In the ensuing days, six other women came forward to recount similar physical encounters with Biden that they said made them feel uneasy.
Those accounts were countered by dozens of testimonials from women – ranging from former Biden staffers to lawmakers – who said they had always viewed the former vice president as supportive.
Speaking with reporters last Friday, the former vice president stressed, “I’m sorry I didn’t understand more. I’m not sorry for any of my intentions. I’m not sorry for anything I’ve ever done.
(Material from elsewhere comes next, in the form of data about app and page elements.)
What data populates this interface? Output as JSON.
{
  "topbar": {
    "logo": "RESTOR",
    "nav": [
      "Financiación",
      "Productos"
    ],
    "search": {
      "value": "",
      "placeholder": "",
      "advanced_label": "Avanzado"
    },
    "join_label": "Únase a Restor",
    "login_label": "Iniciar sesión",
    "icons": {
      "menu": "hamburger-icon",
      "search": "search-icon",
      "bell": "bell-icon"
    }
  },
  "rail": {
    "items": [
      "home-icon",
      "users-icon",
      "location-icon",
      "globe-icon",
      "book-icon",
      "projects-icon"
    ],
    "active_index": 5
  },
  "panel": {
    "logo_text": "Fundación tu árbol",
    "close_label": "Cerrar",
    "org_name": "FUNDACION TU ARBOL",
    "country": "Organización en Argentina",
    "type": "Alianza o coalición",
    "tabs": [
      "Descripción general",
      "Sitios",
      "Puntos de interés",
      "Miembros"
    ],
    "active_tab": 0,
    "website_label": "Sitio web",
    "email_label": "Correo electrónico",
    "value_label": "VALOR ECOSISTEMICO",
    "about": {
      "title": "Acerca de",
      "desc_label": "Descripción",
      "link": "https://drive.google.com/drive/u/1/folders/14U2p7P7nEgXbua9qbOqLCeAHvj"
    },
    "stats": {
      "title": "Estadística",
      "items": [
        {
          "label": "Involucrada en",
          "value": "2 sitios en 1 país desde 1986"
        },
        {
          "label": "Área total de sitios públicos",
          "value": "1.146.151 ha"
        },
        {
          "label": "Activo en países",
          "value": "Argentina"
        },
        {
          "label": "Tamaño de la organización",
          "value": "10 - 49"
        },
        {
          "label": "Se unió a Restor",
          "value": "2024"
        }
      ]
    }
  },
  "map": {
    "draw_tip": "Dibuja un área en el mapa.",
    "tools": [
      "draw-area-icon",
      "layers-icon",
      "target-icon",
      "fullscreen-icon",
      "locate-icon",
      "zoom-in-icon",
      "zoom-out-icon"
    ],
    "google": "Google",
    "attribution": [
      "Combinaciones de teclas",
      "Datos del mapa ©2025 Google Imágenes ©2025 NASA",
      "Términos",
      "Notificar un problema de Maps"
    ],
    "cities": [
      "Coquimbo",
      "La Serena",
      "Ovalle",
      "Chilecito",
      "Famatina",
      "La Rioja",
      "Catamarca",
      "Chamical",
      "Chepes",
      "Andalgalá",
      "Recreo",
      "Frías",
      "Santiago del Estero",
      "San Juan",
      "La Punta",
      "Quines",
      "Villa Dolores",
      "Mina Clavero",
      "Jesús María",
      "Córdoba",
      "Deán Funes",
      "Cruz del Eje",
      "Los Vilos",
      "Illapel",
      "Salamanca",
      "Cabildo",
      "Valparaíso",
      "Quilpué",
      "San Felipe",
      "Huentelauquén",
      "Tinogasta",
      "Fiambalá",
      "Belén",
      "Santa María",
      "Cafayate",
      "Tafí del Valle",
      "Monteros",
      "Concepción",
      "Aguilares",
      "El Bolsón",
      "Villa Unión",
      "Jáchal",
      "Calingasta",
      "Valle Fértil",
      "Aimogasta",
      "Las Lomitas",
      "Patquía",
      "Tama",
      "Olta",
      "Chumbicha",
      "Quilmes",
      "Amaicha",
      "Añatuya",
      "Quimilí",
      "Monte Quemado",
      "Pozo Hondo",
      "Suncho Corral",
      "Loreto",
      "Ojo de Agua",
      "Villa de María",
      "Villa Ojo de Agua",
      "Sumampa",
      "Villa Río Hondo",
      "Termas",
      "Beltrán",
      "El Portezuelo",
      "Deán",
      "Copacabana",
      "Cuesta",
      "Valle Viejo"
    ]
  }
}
I’ve never been disrespectful intentionally to a man or a woman.”
And Biden explained that "it is incumbent on me and everybody else to make sure that if you embrace someone, if you touch someone, it’s with their consent, regardless of your intentions."
"It’s my responsibility to do that," he added.
According to the poll, 26 percent of likely Democratic presidential primary voters in California say they would support Biden as their party’s nominee, with Sen. Bernie Sanders of Vermont in second place at 18 percent. Sen. Kamala Harris of California, the state’s former attorney general, was a percentage point behind Sanders, at 17 percent.
Sen. Elizabeth Warren of Massachusetts and South Bend, Indiana Mayor Pete Buttigieg stood at seven percent, with Sens. Cory Booker of New Jersey and Amy Klobuchar of Minnesota and former San Antonio mayor and former Health and Human Services secretary Julian Castro each at two percent. Everyone else in the large field of 2020 contenders registered at one percent or less.
Thirty-five percent of Democrats or Democrat-leaning independents said Biden had the best chance of beating Republican President Donald Trump in the 2020 general election, and 31 percent said Biden would be the best leader.
California is playing a more influential role in the 2020 nominating process, thanks to a move by the state to push it’s primary up to early March. California will be the largest of the 12 states scheduled to vote on March 3, 2020, directly after the early voting primary and caucus states of Iowa, New Hampshire, Nevada and South Carolina.
The Quinnipiac University poll was conducted April 3 - 8, with 1,005 California voters question. The survey’s overall sampling error is plus or minus 4.1 percentage points, with 5.9 percentage plus or minus margin of error for questions of likely Democratic primary voters.